⟨

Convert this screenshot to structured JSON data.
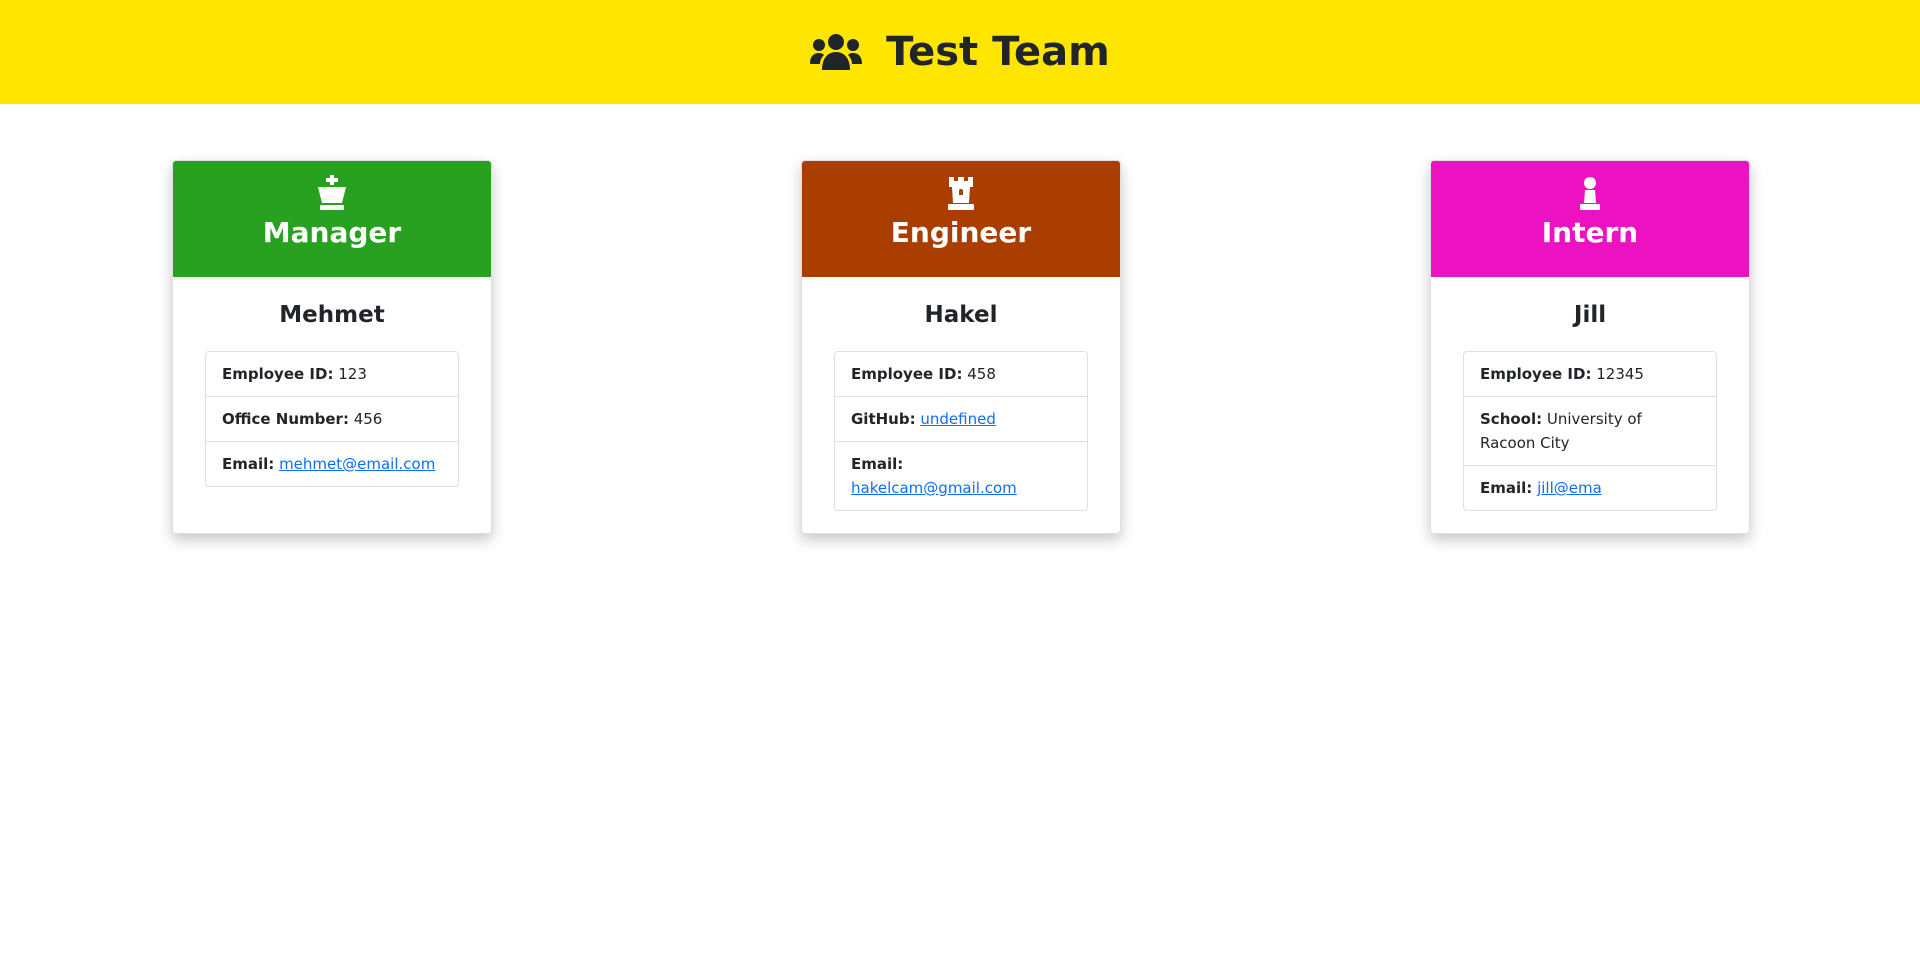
{
  "header": {
    "title": "Test Team",
    "icon": "users-icon",
    "bg_color": "#ffe600"
  },
  "cards": [
    {
      "role": "Manager",
      "role_icon": "chess-king-icon",
      "header_color": "#28a121",
      "name": "Mehmet",
      "fields": [
        {
          "label": "Employee ID:",
          "value": "123"
        },
        {
          "label": "Office Number:",
          "value": "456"
        },
        {
          "label": "Email:",
          "value": "mehmet@email.com"
        }
      ]
    },
    {
      "role": "Engineer",
      "role_icon": "chess-rook-icon",
      "header_color": "#a93e00",
      "name": "Hakel",
      "fields": [
        {
          "label": "Employee ID:",
          "value": "458"
        },
        {
          "label": "GitHub:",
          "value": "undefined"
        },
        {
          "label": "Email:",
          "value": "hakelcam@gmail.com"
        }
      ]
    },
    {
      "role": "Intern",
      "role_icon": "chess-pawn-icon",
      "header_color": "#ec12c2",
      "name": "Jill",
      "fields": [
        {
          "label": "Employee ID:",
          "value": "12345"
        },
        {
          "label": "School:",
          "value": "University of Racoon City"
        },
        {
          "label": "Email:",
          "value": "jill@ema"
        }
      ]
    }
  ]
}
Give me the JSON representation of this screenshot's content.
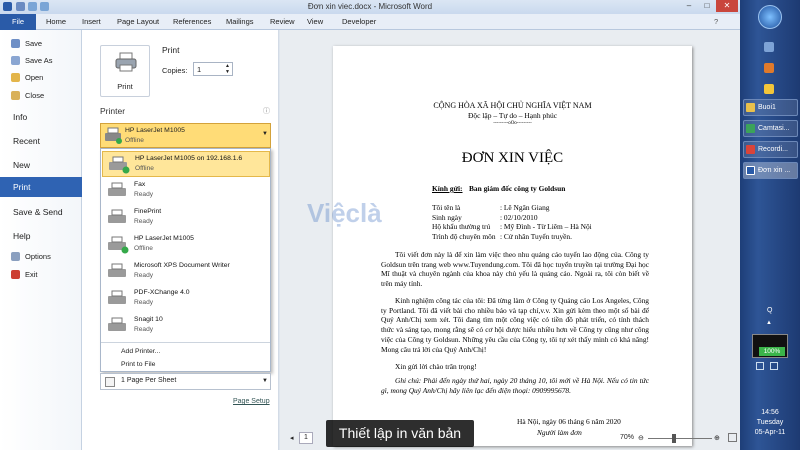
{
  "window": {
    "title": "Đơn xin viec.docx - Microsoft Word"
  },
  "ribbon": {
    "tabs": [
      "File",
      "Home",
      "Insert",
      "Page Layout",
      "References",
      "Mailings",
      "Review",
      "View",
      "Developer"
    ]
  },
  "backstage": {
    "items": [
      "Save",
      "Save As",
      "Open",
      "Close",
      "Info",
      "Recent",
      "New",
      "Print",
      "Save & Send",
      "Help",
      "Options",
      "Exit"
    ]
  },
  "print": {
    "heading": "Print",
    "button": "Print",
    "copies_label": "Copies:",
    "copies_value": "1",
    "printer_heading": "Printer",
    "selected_printer": "HP LaserJet M1005",
    "selected_status": "Offline",
    "pages_per_sheet": "1 Page Per Sheet",
    "page_setup": "Page Setup"
  },
  "printers": [
    {
      "name": "HP LaserJet M1005 on 192.168.1.6",
      "status": "Offline"
    },
    {
      "name": "Fax",
      "status": "Ready"
    },
    {
      "name": "FinePrint",
      "status": "Ready"
    },
    {
      "name": "HP LaserJet M1005",
      "status": "Offline"
    },
    {
      "name": "Microsoft XPS Document Writer",
      "status": "Ready"
    },
    {
      "name": "PDF-XChange 4.0",
      "status": "Ready"
    },
    {
      "name": "Snagit 10",
      "status": "Ready"
    }
  ],
  "dropdown_actions": {
    "add": "Add Printer...",
    "file": "Print to File"
  },
  "preview": {
    "page_value": "1",
    "page_of": "of 1",
    "zoom": "70%"
  },
  "document": {
    "header1": "CỘNG HÒA XÃ HỘI CHỦ NGHĨA VIỆT NAM",
    "header2": "Độc lập – Tự do – Hạnh phúc",
    "header3": "---------oOo---------",
    "title": "ĐƠN XIN VIỆC",
    "to_label": "Kính gửi:",
    "to_value": "Ban giám đốc công ty Goldsun",
    "fields": [
      {
        "k": "Tôi tên là",
        "v": ": Lê Ngân Giang"
      },
      {
        "k": "Sinh ngày",
        "v": ": 02/10/2010"
      },
      {
        "k": "Hộ khẩu thường trú",
        "v": ": Mỹ Đình - Từ Liêm – Hà Nội"
      },
      {
        "k": "Trình độ chuyên môn",
        "v": ": Cử nhân Tuyển truyền."
      }
    ],
    "p1": "Tôi viết đơn này là để xin làm việc theo nhu quảng cáo tuyển lao động của. Công ty Goldsun trên trang web www.Tuyendung.com. Tôi đã học tuyển truyền tại trường Đại học Mĩ thuật và chuyên ngành của khoa này chủ yếu là quảng cáo. Ngoài ra, tôi còn biết về trên máy tính.",
    "p2": "Kinh nghiệm công tác của tôi: Đã từng làm ở Công ty Quảng cáo Los Angeles, Công ty Portland. Tôi đã viết bài cho nhiều báo và tạp chí,v.v. Xin gửi kèm theo một số bài để Quý Anh/Chị xem xét. Tôi đang tìm một công việc có tiền đồ phát triển, có tính thách thức và sáng tạo, mong rằng sẽ có cơ hội được hiểu nhiều hơn về Công ty cũng như công việc của Công ty Goldsun. Những yêu cầu của Công ty, tôi tự xét thấy mình có khả năng! Mong câu trả lời của Quý Anh/Chị!",
    "p3": "Xin gửi lời chào trân trọng!",
    "p4": "Ghi chú: Phải đến ngày thứ hai, ngày 20 tháng 10, tôi mới về Hà Nội. Nếu có tin tức gì, mong Quý Anh/Chị hãy liên lạc đến điện thoại: 0909995678.",
    "date": "Hà Nội, ngày 06 tháng 6 năm 2020",
    "signer": "Người làm đơn"
  },
  "watermark": "Việclà",
  "subtitle": "Thiết lập in văn bản",
  "taskbar": {
    "items": [
      "Buoi1",
      "Camtasi...",
      "Recordi...",
      "Đơn xin ..."
    ],
    "battery": "100%",
    "time": "14:56",
    "day": "Tuesday",
    "date": "05-Apr-11",
    "q": "Q"
  },
  "colors": {
    "accent": "#2f63b3",
    "selected_printer_bg": "#ffe69a",
    "taskbar": "#2e5596"
  }
}
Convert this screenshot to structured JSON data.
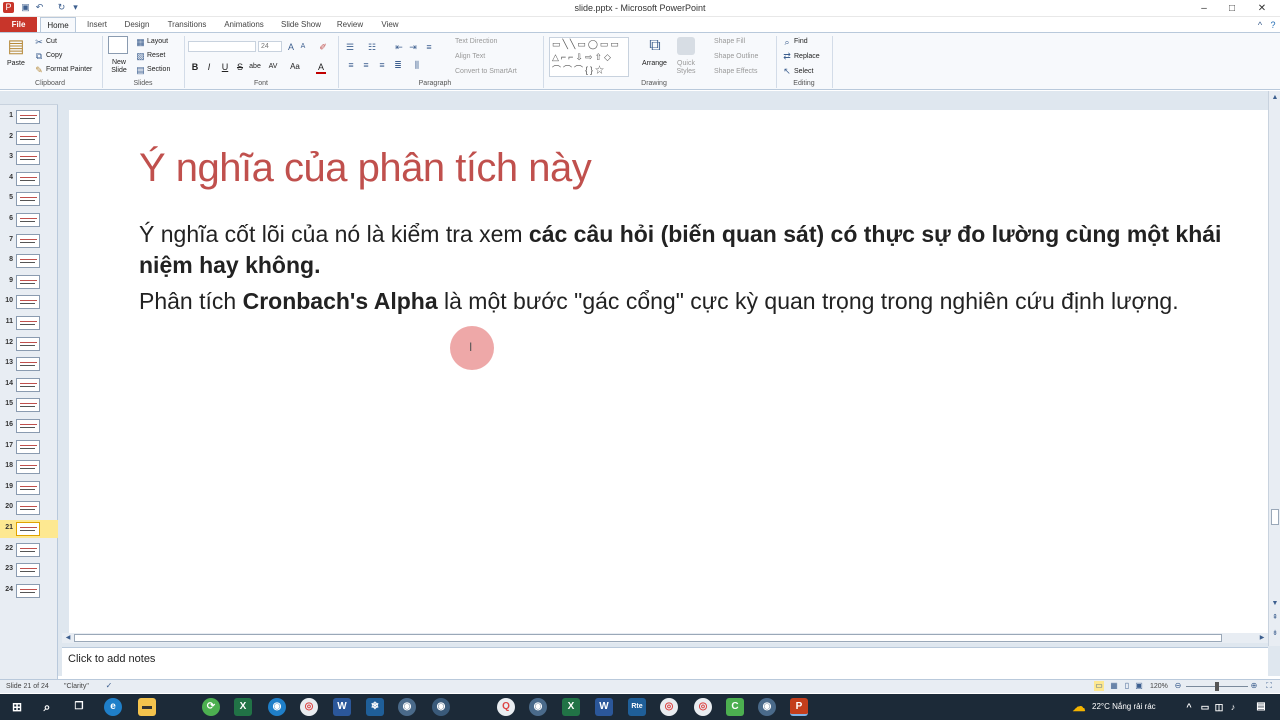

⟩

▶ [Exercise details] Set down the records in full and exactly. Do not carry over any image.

▶ [Your solution]
Convert this screenshot to structured JSON data.
{
  "header": {
    "title": "Test Team",
    "icon": "users-icon",
    "bg_color": "#ffe600"
  },
  "cards": [
    {
      "role": "Manager",
      "role_icon": "chess-king-icon",
      "header_color": "#28a121",
      "name": "Mehmet",
      "fields": [
        {
          "label": "Employee ID:",
          "value": "123"
        },
        {
          "label": "Office Number:",
          "value": "456"
        },
        {
          "label": "Email:",
          "value": "mehmet@email.com"
        }
      ]
    },
    {
      "role": "Engineer",
      "role_icon": "chess-rook-icon",
      "header_color": "#a93e00",
      "name": "Hakel",
      "fields": [
        {
          "label": "Employee ID:",
          "value": "458"
        },
        {
          "label": "GitHub:",
          "value": "undefined"
        },
        {
          "label": "Email:",
          "value": "hakelcam@gmail.com"
        }
      ]
    },
    {
      "role": "Intern",
      "role_icon": "chess-pawn-icon",
      "header_color": "#ec12c2",
      "name": "Jill",
      "fields": [
        {
          "label": "Employee ID:",
          "value": "12345"
        },
        {
          "label": "School:",
          "value": "University of Racoon City"
        },
        {
          "label": "Email:",
          "value": "jill@ema"
        }
      ]
    }
  ]
}
Give me the JSON representation of this screenshot's content.
{
  "window": {
    "title": "Đơn xin viec.docx - Microsoft Word"
  },
  "ribbon": {
    "tabs": [
      "File",
      "Home",
      "Insert",
      "Page Layout",
      "References",
      "Mailings",
      "Review",
      "View",
      "Developer"
    ]
  },
  "backstage": {
    "items": [
      "Save",
      "Save As",
      "Open",
      "Close",
      "Info",
      "Recent",
      "New",
      "Print",
      "Save & Send",
      "Help",
      "Options",
      "Exit"
    ]
  },
  "print": {
    "heading": "Print",
    "button": "Print",
    "copies_label": "Copies:",
    "copies_value": "1",
    "printer_heading": "Printer",
    "selected_printer": "HP LaserJet M1005",
    "selected_status": "Offline",
    "pages_per_sheet": "1 Page Per Sheet",
    "page_setup": "Page Setup"
  },
  "printers": [
    {
      "name": "HP LaserJet M1005 on 192.168.1.6",
      "status": "Offline"
    },
    {
      "name": "Fax",
      "status": "Ready"
    },
    {
      "name": "FinePrint",
      "status": "Ready"
    },
    {
      "name": "HP LaserJet M1005",
      "status": "Offline"
    },
    {
      "name": "Microsoft XPS Document Writer",
      "status": "Ready"
    },
    {
      "name": "PDF-XChange 4.0",
      "status": "Ready"
    },
    {
      "name": "Snagit 10",
      "status": "Ready"
    }
  ],
  "dropdown_actions": {
    "add": "Add Printer...",
    "file": "Print to File"
  },
  "preview": {
    "page_value": "1",
    "page_of": "of 1",
    "zoom": "70%"
  },
  "document": {
    "header1": "CỘNG HÒA XÃ HỘI CHỦ NGHĨA VIỆT NAM",
    "header2": "Độc lập – Tự do – Hạnh phúc",
    "header3": "---------oOo---------",
    "title": "ĐƠN XIN VIỆC",
    "to_label": "Kính gửi:",
    "to_value": "Ban giám đốc công ty Goldsun",
    "fields": [
      {
        "k": "Tôi tên là",
        "v": ": Lê Ngân Giang"
      },
      {
        "k": "Sinh ngày",
        "v": ": 02/10/2010"
      },
      {
        "k": "Hộ khẩu thường trú",
        "v": ": Mỹ Đình - Từ Liêm – Hà Nội"
      },
      {
        "k": "Trình độ chuyên môn",
        "v": ": Cử nhân Tuyển truyền."
      }
    ],
    "p1": "Tôi viết đơn này là để xin làm việc theo nhu quảng cáo tuyển lao động của. Công ty Goldsun trên trang web www.Tuyendung.com. Tôi đã học tuyển truyền tại trường Đại học Mĩ thuật và chuyên ngành của khoa này chủ yếu là quảng cáo. Ngoài ra, tôi còn biết về trên máy tính.",
    "p2": "Kinh nghiệm công tác của tôi: Đã từng làm ở Công ty Quảng cáo Los Angeles, Công ty Portland. Tôi đã viết bài cho nhiều báo và tạp chí,v.v. Xin gửi kèm theo một số bài để Quý Anh/Chị xem xét. Tôi đang tìm một công việc có tiền đồ phát triển, có tính thách thức và sáng tạo, mong rằng sẽ có cơ hội được hiểu nhiều hơn về Công ty cũng như công việc của Công ty Goldsun. Những yêu cầu của Công ty, tôi tự xét thấy mình có khả năng! Mong câu trả lời của Quý Anh/Chị!",
    "p3": "Xin gửi lời chào trân trọng!",
    "p4": "Ghi chú: Phải đến ngày thứ hai, ngày 20 tháng 10, tôi mới về Hà Nội. Nếu có tin tức gì, mong Quý Anh/Chị hãy liên lạc đến điện thoại: 0909995678.",
    "date": "Hà Nội, ngày 06 tháng 6 năm 2020",
    "signer": "Người làm đơn"
  },
  "watermark": "Việclà",
  "subtitle": "Thiết lập in văn bản",
  "taskbar": {
    "items": [
      "Buoi1",
      "Camtasi...",
      "Recordi...",
      "Đơn xin ..."
    ],
    "battery": "100%",
    "time": "14:56",
    "day": "Tuesday",
    "date": "05-Apr-11",
    "q": "Q"
  },
  "colors": {
    "accent": "#2f63b3",
    "selected_printer_bg": "#ffe69a",
    "taskbar": "#2e5596"
  }
}
Convert this screenshot to structured JSON data.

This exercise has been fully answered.